Given entries START
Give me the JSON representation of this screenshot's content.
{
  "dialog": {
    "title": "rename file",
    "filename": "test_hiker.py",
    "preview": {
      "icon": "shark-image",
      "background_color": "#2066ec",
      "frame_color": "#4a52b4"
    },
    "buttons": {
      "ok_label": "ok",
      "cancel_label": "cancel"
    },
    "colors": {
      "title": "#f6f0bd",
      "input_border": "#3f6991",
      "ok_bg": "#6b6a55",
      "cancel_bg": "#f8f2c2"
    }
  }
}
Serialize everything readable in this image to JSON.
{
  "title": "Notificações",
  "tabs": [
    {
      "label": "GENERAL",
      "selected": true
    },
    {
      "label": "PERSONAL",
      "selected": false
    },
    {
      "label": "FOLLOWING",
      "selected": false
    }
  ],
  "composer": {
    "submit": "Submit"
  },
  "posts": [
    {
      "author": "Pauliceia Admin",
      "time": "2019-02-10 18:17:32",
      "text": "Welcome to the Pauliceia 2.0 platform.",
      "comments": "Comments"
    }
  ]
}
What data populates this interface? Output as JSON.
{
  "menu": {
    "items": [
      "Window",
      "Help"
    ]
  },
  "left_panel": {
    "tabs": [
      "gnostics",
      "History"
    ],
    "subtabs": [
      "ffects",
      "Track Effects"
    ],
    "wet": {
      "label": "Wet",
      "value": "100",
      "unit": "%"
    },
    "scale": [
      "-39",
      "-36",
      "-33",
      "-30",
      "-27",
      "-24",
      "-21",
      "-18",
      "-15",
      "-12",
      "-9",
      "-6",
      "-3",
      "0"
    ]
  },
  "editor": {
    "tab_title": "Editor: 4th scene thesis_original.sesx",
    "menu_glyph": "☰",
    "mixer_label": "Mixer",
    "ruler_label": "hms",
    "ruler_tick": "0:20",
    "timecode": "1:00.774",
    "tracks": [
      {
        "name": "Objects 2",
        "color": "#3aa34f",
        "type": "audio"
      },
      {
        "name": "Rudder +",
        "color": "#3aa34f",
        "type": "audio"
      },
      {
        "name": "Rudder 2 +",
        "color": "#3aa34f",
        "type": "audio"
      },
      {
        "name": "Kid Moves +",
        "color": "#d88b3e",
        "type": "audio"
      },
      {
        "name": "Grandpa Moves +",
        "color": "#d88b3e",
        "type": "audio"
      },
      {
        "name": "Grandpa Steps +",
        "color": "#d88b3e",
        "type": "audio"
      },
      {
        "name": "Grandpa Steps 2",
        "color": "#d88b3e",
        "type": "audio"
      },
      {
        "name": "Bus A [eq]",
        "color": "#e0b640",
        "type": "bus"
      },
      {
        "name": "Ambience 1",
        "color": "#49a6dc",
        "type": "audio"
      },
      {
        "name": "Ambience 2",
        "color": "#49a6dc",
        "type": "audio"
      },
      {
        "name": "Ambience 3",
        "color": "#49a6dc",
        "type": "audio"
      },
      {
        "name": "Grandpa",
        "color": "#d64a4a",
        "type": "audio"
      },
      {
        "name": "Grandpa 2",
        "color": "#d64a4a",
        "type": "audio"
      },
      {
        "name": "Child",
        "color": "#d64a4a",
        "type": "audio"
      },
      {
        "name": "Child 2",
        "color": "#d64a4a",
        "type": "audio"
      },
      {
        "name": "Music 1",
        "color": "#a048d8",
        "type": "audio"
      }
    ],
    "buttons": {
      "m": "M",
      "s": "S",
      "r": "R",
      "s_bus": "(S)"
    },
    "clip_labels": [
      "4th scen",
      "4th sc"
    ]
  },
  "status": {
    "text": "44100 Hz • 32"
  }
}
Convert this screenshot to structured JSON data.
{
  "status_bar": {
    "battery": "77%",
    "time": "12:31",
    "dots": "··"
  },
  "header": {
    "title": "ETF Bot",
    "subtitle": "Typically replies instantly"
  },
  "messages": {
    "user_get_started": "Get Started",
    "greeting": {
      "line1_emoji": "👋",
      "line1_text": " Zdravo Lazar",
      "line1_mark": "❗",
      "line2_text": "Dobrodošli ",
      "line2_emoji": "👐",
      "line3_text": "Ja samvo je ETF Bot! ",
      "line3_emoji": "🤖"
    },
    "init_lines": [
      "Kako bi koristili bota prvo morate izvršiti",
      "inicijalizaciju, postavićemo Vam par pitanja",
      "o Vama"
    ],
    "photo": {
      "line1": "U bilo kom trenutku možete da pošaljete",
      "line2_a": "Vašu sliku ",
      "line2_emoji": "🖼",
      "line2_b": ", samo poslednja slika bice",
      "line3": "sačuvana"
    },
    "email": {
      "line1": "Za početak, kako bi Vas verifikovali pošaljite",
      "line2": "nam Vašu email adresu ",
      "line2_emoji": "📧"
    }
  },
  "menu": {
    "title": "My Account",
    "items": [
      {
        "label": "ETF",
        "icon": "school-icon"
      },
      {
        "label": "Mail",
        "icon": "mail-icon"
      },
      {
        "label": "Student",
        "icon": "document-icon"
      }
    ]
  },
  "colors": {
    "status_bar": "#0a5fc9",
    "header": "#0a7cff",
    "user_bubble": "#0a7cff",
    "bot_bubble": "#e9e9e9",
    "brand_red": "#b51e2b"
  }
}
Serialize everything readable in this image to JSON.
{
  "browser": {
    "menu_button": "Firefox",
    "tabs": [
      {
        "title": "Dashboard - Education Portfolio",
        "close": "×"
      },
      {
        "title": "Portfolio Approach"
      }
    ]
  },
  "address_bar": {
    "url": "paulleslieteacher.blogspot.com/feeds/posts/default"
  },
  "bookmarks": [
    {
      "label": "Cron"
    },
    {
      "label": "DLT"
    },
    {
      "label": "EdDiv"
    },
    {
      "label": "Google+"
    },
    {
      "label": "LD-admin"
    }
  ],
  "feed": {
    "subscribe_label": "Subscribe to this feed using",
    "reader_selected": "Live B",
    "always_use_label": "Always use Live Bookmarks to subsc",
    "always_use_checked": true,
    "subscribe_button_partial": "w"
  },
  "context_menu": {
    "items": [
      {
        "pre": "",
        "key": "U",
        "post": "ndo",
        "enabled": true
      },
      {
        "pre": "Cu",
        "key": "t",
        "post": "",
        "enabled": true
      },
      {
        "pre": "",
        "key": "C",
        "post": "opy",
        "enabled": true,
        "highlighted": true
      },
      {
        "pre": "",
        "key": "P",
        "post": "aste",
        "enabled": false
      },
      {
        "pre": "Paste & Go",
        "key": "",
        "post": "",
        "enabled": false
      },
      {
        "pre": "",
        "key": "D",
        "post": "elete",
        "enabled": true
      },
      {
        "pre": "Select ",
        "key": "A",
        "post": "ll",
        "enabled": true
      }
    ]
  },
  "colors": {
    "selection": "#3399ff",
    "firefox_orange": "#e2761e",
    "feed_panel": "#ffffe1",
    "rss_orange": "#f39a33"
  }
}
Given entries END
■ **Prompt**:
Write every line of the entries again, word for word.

■ **Output for this task**:
Give me the JSON representation of this screenshot's content.
{
  "dialog": {
    "title": "rename file",
    "filename": "test_hiker.py",
    "preview": {
      "icon": "shark-image",
      "background_color": "#2066ec",
      "frame_color": "#4a52b4"
    },
    "buttons": {
      "ok_label": "ok",
      "cancel_label": "cancel"
    },
    "colors": {
      "title": "#f6f0bd",
      "input_border": "#3f6991",
      "ok_bg": "#6b6a55",
      "cancel_bg": "#f8f2c2"
    }
  }
}
Serialize everything readable in this image to JSON.
{
  "title": "Notificações",
  "tabs": [
    {
      "label": "GENERAL",
      "selected": true
    },
    {
      "label": "PERSONAL",
      "selected": false
    },
    {
      "label": "FOLLOWING",
      "selected": false
    }
  ],
  "composer": {
    "submit": "Submit"
  },
  "posts": [
    {
      "author": "Pauliceia Admin",
      "time": "2019-02-10 18:17:32",
      "text": "Welcome to the Pauliceia 2.0 platform.",
      "comments": "Comments"
    }
  ]
}
What data populates this interface? Output as JSON.
{
  "menu": {
    "items": [
      "Window",
      "Help"
    ]
  },
  "left_panel": {
    "tabs": [
      "gnostics",
      "History"
    ],
    "subtabs": [
      "ffects",
      "Track Effects"
    ],
    "wet": {
      "label": "Wet",
      "value": "100",
      "unit": "%"
    },
    "scale": [
      "-39",
      "-36",
      "-33",
      "-30",
      "-27",
      "-24",
      "-21",
      "-18",
      "-15",
      "-12",
      "-9",
      "-6",
      "-3",
      "0"
    ]
  },
  "editor": {
    "tab_title": "Editor: 4th scene thesis_original.sesx",
    "menu_glyph": "☰",
    "mixer_label": "Mixer",
    "ruler_label": "hms",
    "ruler_tick": "0:20",
    "timecode": "1:00.774",
    "tracks": [
      {
        "name": "Objects 2",
        "color": "#3aa34f",
        "type": "audio"
      },
      {
        "name": "Rudder +",
        "color": "#3aa34f",
        "type": "audio"
      },
      {
        "name": "Rudder 2 +",
        "color": "#3aa34f",
        "type": "audio"
      },
      {
        "name": "Kid Moves +",
        "color": "#d88b3e",
        "type": "audio"
      },
      {
        "name": "Grandpa Moves +",
        "color": "#d88b3e",
        "type": "audio"
      },
      {
        "name": "Grandpa Steps +",
        "color": "#d88b3e",
        "type": "audio"
      },
      {
        "name": "Grandpa Steps 2",
        "color": "#d88b3e",
        "type": "audio"
      },
      {
        "name": "Bus A [eq]",
        "color": "#e0b640",
        "type": "bus"
      },
      {
        "name": "Ambience 1",
        "color": "#49a6dc",
        "type": "audio"
      },
      {
        "name": "Ambience 2",
        "color": "#49a6dc",
        "type": "audio"
      },
      {
        "name": "Ambience 3",
        "color": "#49a6dc",
        "type": "audio"
      },
      {
        "name": "Grandpa",
        "color": "#d64a4a",
        "type": "audio"
      },
      {
        "name": "Grandpa 2",
        "color": "#d64a4a",
        "type": "audio"
      },
      {
        "name": "Child",
        "color": "#d64a4a",
        "type": "audio"
      },
      {
        "name": "Child 2",
        "color": "#d64a4a",
        "type": "audio"
      },
      {
        "name": "Music 1",
        "color": "#a048d8",
        "type": "audio"
      }
    ],
    "buttons": {
      "m": "M",
      "s": "S",
      "r": "R",
      "s_bus": "(S)"
    },
    "clip_labels": [
      "4th scen",
      "4th sc"
    ]
  },
  "status": {
    "text": "44100 Hz • 32"
  }
}
Convert this screenshot to structured JSON data.
{
  "status_bar": {
    "battery": "77%",
    "time": "12:31",
    "dots": "··"
  },
  "header": {
    "title": "ETF Bot",
    "subtitle": "Typically replies instantly"
  },
  "messages": {
    "user_get_started": "Get Started",
    "greeting": {
      "line1_emoji": "👋",
      "line1_text": " Zdravo Lazar",
      "line1_mark": "❗",
      "line2_text": "Dobrodošli ",
      "line2_emoji": "👐",
      "line3_text": "Ja samvo je ETF Bot! ",
      "line3_emoji": "🤖"
    },
    "init_lines": [
      "Kako bi koristili bota prvo morate izvršiti",
      "inicijalizaciju, postavićemo Vam par pitanja",
      "o Vama"
    ],
    "photo": {
      "line1": "U bilo kom trenutku možete da pošaljete",
      "line2_a": "Vašu sliku ",
      "line2_emoji": "🖼",
      "line2_b": ", samo poslednja slika bice",
      "line3": "sačuvana"
    },
    "email": {
      "line1": "Za početak, kako bi Vas verifikovali pošaljite",
      "line2": "nam Vašu email adresu ",
      "line2_emoji": "📧"
    }
  },
  "menu": {
    "title": "My Account",
    "items": [
      {
        "label": "ETF",
        "icon": "school-icon"
      },
      {
        "label": "Mail",
        "icon": "mail-icon"
      },
      {
        "label": "Student",
        "icon": "document-icon"
      }
    ]
  },
  "colors": {
    "status_bar": "#0a5fc9",
    "header": "#0a7cff",
    "user_bubble": "#0a7cff",
    "bot_bubble": "#e9e9e9",
    "brand_red": "#b51e2b"
  }
}
Serialize everything readable in this image to JSON.
{
  "browser": {
    "menu_button": "Firefox",
    "tabs": [
      {
        "title": "Dashboard - Education Portfolio",
        "close": "×"
      },
      {
        "title": "Portfolio Approach"
      }
    ]
  },
  "address_bar": {
    "url": "paulleslieteacher.blogspot.com/feeds/posts/default"
  },
  "bookmarks": [
    {
      "label": "Cron"
    },
    {
      "label": "DLT"
    },
    {
      "label": "EdDiv"
    },
    {
      "label": "Google+"
    },
    {
      "label": "LD-admin"
    }
  ],
  "feed": {
    "subscribe_label": "Subscribe to this feed using",
    "reader_selected": "Live B",
    "always_use_label": "Always use Live Bookmarks to subsc",
    "always_use_checked": true,
    "subscribe_button_partial": "w"
  },
  "context_menu": {
    "items": [
      {
        "pre": "",
        "key": "U",
        "post": "ndo",
        "enabled": true
      },
      {
        "pre": "Cu",
        "key": "t",
        "post": "",
        "enabled": true
      },
      {
        "pre": "",
        "key": "C",
        "post": "opy",
        "enabled": true,
        "highlighted": true
      },
      {
        "pre": "",
        "key": "P",
        "post": "aste",
        "enabled": false
      },
      {
        "pre": "Paste & Go",
        "key": "",
        "post": "",
        "enabled": false
      },
      {
        "pre": "",
        "key": "D",
        "post": "elete",
        "enabled": true
      },
      {
        "pre": "Select ",
        "key": "A",
        "post": "ll",
        "enabled": true
      }
    ]
  },
  "colors": {
    "selection": "#3399ff",
    "firefox_orange": "#e2761e",
    "feed_panel": "#ffffe1",
    "rss_orange": "#f39a33"
  }
}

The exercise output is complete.